Digital Twins, Machine Learning, and IoT
Digital twins are part of the Internet of Things (IoT) interconnected system. In 2021, Accenture positioned them as one of the top five strategic technology trends to watch.
As the name suggests, a digital twin is a virtual model designed to reflect a physical object. Companies like Chevron are using digital twins to predict maintenance issues faster, and Unilever used one on the Azure IoT platform to analyze and fine-tune factory operations such as temperatures and production cycle times.
With a digital twin, the object being studied is outfitted with sensors related to key areas of functionality to produce data about aspects of the physical object’s performance, such as energy output, temperature, and weather conditions. The data is relayed to a processing system and applied to the twin.
Once informed with this data, the digital twin can run simulations, study performance issues, and generate possible improvements, all while generating insights that can be applied to the physical object.
Sometimes digital twins include a rich immersive visual experience, but that’s not always the case. Sometimes they have a simple interface or no interface at all.

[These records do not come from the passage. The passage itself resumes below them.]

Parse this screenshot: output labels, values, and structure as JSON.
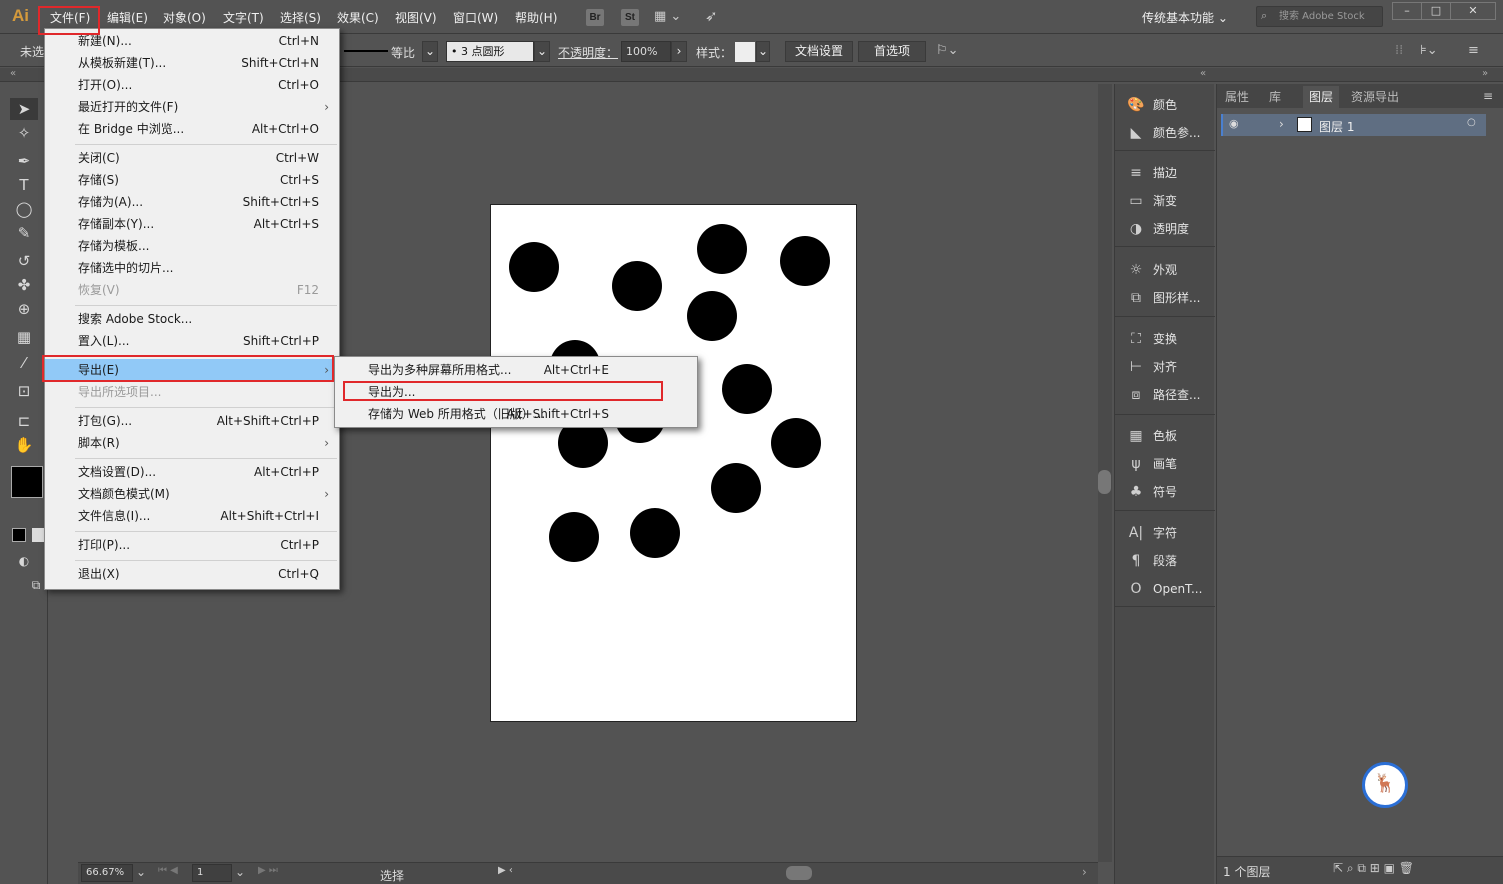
{
  "app": {
    "logo": "Ai"
  },
  "menubar": {
    "items": [
      "文件(F)",
      "编辑(E)",
      "对象(O)",
      "文字(T)",
      "选择(S)",
      "效果(C)",
      "视图(V)",
      "窗口(W)",
      "帮助(H)"
    ],
    "bridge": "Br",
    "stock": "St",
    "workspace": "传统基本功能",
    "search_placeholder": "搜索 Adobe Stock"
  },
  "control": {
    "selection": "未选",
    "stroke_profile": "等比",
    "brush": "3 点圆形",
    "opacity_label": "不透明度：",
    "opacity_value": "100%",
    "style_label": "样式：",
    "doc_setup": "文档设置",
    "preferences": "首选项"
  },
  "file_menu": [
    {
      "label": "新建(N)...",
      "shortcut": "Ctrl+N"
    },
    {
      "label": "从模板新建(T)...",
      "shortcut": "Shift+Ctrl+N"
    },
    {
      "label": "打开(O)...",
      "shortcut": "Ctrl+O"
    },
    {
      "label": "最近打开的文件(F)",
      "shortcut": ""
    },
    {
      "label": "在 Bridge 中浏览...",
      "shortcut": "Alt+Ctrl+O"
    },
    {
      "label": "关闭(C)",
      "shortcut": "Ctrl+W"
    },
    {
      "label": "存储(S)",
      "shortcut": "Ctrl+S"
    },
    {
      "label": "存储为(A)...",
      "shortcut": "Shift+Ctrl+S"
    },
    {
      "label": "存储副本(Y)...",
      "shortcut": "Alt+Ctrl+S"
    },
    {
      "label": "存储为模板...",
      "shortcut": ""
    },
    {
      "label": "存储选中的切片...",
      "shortcut": ""
    },
    {
      "label": "恢复(V)",
      "shortcut": "F12"
    },
    {
      "label": "搜索 Adobe Stock...",
      "shortcut": ""
    },
    {
      "label": "置入(L)...",
      "shortcut": "Shift+Ctrl+P"
    },
    {
      "label": "导出(E)",
      "shortcut": ""
    },
    {
      "label": "导出所选项目...",
      "shortcut": ""
    },
    {
      "label": "打包(G)...",
      "shortcut": "Alt+Shift+Ctrl+P"
    },
    {
      "label": "脚本(R)",
      "shortcut": ""
    },
    {
      "label": "文档设置(D)...",
      "shortcut": "Alt+Ctrl+P"
    },
    {
      "label": "文档颜色模式(M)",
      "shortcut": ""
    },
    {
      "label": "文件信息(I)...",
      "shortcut": "Alt+Shift+Ctrl+I"
    },
    {
      "label": "打印(P)...",
      "shortcut": "Ctrl+P"
    },
    {
      "label": "退出(X)",
      "shortcut": "Ctrl+Q"
    }
  ],
  "export_submenu": [
    {
      "label": "导出为多种屏幕所用格式...",
      "shortcut": "Alt+Ctrl+E"
    },
    {
      "label": "导出为...",
      "shortcut": ""
    },
    {
      "label": "存储为 Web 所用格式（旧版）...",
      "shortcut": "Alt+Shift+Ctrl+S"
    }
  ],
  "dock": [
    "颜色",
    "颜色参...",
    "描边",
    "渐变",
    "透明度",
    "外观",
    "图形样...",
    "变换",
    "对齐",
    "路径查...",
    "色板",
    "画笔",
    "符号",
    "字符",
    "段落",
    "OpenT..."
  ],
  "layers_panel": {
    "tabs": [
      "属性",
      "库",
      "图层",
      "资源导出"
    ],
    "layer_name": "图层 1",
    "count": "1 个图层"
  },
  "status": {
    "zoom": "66.67%",
    "page": "1",
    "tool": "选择"
  }
}
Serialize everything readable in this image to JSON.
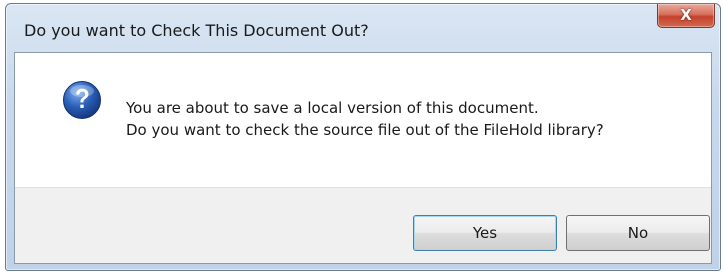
{
  "dialog": {
    "title": "Do you want to Check This Document Out?",
    "close_glyph": "X",
    "icon": "question-icon",
    "message_line1": "You are about to save a local version of this document.",
    "message_line2": "Do you want to check the source file out of the FileHold library?",
    "buttons": {
      "yes_label": "Yes",
      "no_label": "No"
    }
  },
  "colors": {
    "frame": "#c9d9ec",
    "close_button": "#c4412c",
    "footer": "#f0f0f0",
    "icon_blue": "#2b5fb8"
  }
}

Digital Twins are part of the evolution of IoT within the digital transformation. They are used often today in commercial real estate and facilities planning, and as we think about the metaverse, digital twins take on increasing importance with virtual spaces. When you think about the implications of machine learning on digital twins and the IoT, the possibilities for real-time smart monitoring get very interesting.
Imagine a large corporate campus that has been turned into an enormous digital twin that expands to other campuses and physical locations. What if that digital twin uses machine learning to optimize things like traffic, utilities, and weather? How could a global company use digital twins to have a complete model of the physical world?
Here is our biggest tip for anyone considering digital twins as part of a project strategy:
We like to start by considering the existing tools. A robust set of tools already exists through companies like Microsoft and Amazon Web Services TwinMaker (both of which are Valence partners).
Leverage existing industry ontologies (data dictionaries) like schema and naming systems and data formats for interchange within communities. You’ll benefit from established best practices and from broader operability between third-party vendors.
Microsoft contributed industry standards for digital twin definition language that make it simpler to build, use, and maintain digital twins.
The underlying services are provisioned automatically so developers can build upon a platform of services and extend the existing Microsoft or Amazon product. The process isn’t turnkey, and you won’t be able to create a digital twin using completely out-of-the-box tools, but the platform is managed for you, which lowers the operation costs. The platforms are also more secure and designed with best-operating practices in mind such as automatic back-up and built-in deployment automation.
Building upon industry standards will also save you time. For example, if you want to create a smart building solution and need to describe a building’s physical space, industry standards will help since software developers don’t usually have a facilities or building management background. An industry-standard model gives developers an advantage when creating a digital twin that their clients can understand and use.
Digital twins create a platform to measure and store data. With the data available, you can test and answer both operational and business questions. For example, you can investigate fragile risky components in your supply/production system and explore opportunities to improve and expand new services. The key is that measuring and storing the data are essential steps before using any analytical tool.
Digital Twins are Evolving
While building a digital twin is more difficult than what can be done by a typical business user, we can develop these complex systems with a modest team of developers and designers. We typically only need to bring in highly specialized engineers when there are heavy integration and interoperability challenges with several vendors.
The technology is evolving, and early-stage challenges with vendor integration will improve over time, making it easier to transition a digital twin solution from one cloud provider to another.
One of the keys to digital transformation is challenging how we do things today to explore how to get more computerization and automation involved. Can digital twins improve your organization’s warehousing and distribution? Can digital twins improve the challenges faced in the supply chain? Can your sustainability goals be tested with a digital twin? There are many possibilities to consider!
- Why Accenture Lists “Digital Twins” As Top five Technology Trend in 2021
- Microsoft Azure Digital Twins
- Sam George “Building Digital Twins Mixed Reality and Metaverse Apps”
- Amazon Web Services Digital Twins Case Studies